Tuesday, November 9, 2004
NOT ONLY HAS it moved beyond the realm of science fiction, but the Arctic ice cap's melting has been much faster than anyone has suspected. That is one of the important conclusions of a report published yesterday at the behest of the Arctic Council, a forum composed of eight nations with Arctic territories, including the United States. Yet the report, produced over four years by several hundred scientists, government officials and indigenous groups, is not sensational or alarmist. It simply compiles the data, noting that because of long-term global warming, average winter temperatures in Alaska, western Canada and eastern Russia have increased by as much as seven degrees over the past 50 years. If the trend continues, about half of the Arctic sea ice is projected to melt by the end of this century.
The report describes some of the possible environmental effects of this change. Many northern animal species, including polar bears and seals, are likely to become extinct. Vegetation and animal migration patterns around the world will shift. Low-lying parts of the world, including Florida and coastal Louisiana, are likely to experience serious flooding. But although the report's scientific conclusions will be the subject of an international conference in Reykjavik, Iceland, this week, the authors intentionally do not offer specific recommendations, political or environmental, on how to halt or cope with these changes.
Such recommendations are supposed to come from diplomats and indigenous representatives who will also be meeting at the Reykjavik summit, however.

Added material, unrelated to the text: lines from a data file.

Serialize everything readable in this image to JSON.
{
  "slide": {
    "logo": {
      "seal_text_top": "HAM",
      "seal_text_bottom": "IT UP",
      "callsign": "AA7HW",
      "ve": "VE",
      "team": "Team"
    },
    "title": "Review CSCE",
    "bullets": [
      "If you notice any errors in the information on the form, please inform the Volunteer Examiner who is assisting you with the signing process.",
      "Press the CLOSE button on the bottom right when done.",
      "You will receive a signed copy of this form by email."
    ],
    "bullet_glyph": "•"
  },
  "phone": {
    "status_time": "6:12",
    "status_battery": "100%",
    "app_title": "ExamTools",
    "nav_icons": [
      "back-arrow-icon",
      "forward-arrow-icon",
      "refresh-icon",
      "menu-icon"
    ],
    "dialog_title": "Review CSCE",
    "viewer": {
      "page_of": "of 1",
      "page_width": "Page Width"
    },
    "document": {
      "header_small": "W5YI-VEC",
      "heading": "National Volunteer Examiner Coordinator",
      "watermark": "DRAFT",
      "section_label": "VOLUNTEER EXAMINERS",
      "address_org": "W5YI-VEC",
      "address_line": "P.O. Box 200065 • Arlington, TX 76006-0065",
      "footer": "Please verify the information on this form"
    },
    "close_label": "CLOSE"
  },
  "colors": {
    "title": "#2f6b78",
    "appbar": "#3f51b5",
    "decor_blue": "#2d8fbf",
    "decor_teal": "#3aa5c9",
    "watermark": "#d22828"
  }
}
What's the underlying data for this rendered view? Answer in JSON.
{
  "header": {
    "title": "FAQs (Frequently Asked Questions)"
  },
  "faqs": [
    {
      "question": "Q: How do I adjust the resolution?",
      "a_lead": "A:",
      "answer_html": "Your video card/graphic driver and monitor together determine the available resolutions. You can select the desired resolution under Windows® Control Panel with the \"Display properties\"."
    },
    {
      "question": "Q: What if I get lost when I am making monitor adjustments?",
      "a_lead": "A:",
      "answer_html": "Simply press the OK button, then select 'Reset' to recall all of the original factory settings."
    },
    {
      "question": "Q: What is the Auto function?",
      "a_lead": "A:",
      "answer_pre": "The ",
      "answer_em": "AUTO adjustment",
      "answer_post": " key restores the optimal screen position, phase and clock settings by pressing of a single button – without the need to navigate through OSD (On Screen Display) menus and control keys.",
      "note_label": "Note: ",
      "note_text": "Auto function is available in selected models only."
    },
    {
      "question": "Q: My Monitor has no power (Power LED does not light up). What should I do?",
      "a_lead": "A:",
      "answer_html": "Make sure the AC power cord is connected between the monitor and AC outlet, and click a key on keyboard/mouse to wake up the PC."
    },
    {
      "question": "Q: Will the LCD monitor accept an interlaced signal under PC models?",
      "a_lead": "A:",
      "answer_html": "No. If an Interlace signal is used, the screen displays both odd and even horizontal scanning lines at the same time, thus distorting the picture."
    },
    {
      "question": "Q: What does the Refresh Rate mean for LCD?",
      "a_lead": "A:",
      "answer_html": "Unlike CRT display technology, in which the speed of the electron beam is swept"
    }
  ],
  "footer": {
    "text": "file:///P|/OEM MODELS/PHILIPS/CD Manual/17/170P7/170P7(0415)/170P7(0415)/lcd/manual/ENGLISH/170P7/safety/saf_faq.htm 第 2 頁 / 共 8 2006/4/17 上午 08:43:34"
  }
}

And already, these are the subject of controversy: Some participants have accused the Bush administration of resisting a mild endorsement of the report and of rejecting even vague language suggesting that greenhouse gas reduction might be part of the solution. Given the thorough nature of this report, and given that the election is now over, that would be inexcusable. At the very least, we hope that the final language reflects a practical, commonsensical and depoliticized approach to what will certainly be one of the most pressing environmental issues of the next half-century.
For more on this subject:
Study Says Polar Bears Could Face Extinction
Global warming could cause polar bears to go extinct by the end of the century by eroding the sea ice that sustains them, according to the most comprehensive international assessment ever done of Arctic climate change.
Study: Arctic warming threatens people, wildlife
Eight-nation report faults fossil fuels; U.S. in wait-and-see mode
OSLO, Norway - Global warming is heating the Arctic almost twice as fast as the rest of the planet in a thaw that threatens the livelihoods of millions of people and could wipe out polar bears by 2100, according to an eight-nation report released on Monday...
President Bush has made clear he opposes mandatory curbs on gases like carbon dioxide, which create a greenhouse effect on Earth. Many scientists fear fossil fuel sources of CO2 and other gases are warming the Earth beyond the natural greenhouse effect.
Bush also pulled out of the U.N.’s 1997 protocol on global warming, arguing it was too expensive and exempted China, India and other rapidly developing nations.
The Arctic report is online at http://amap.no/acia/.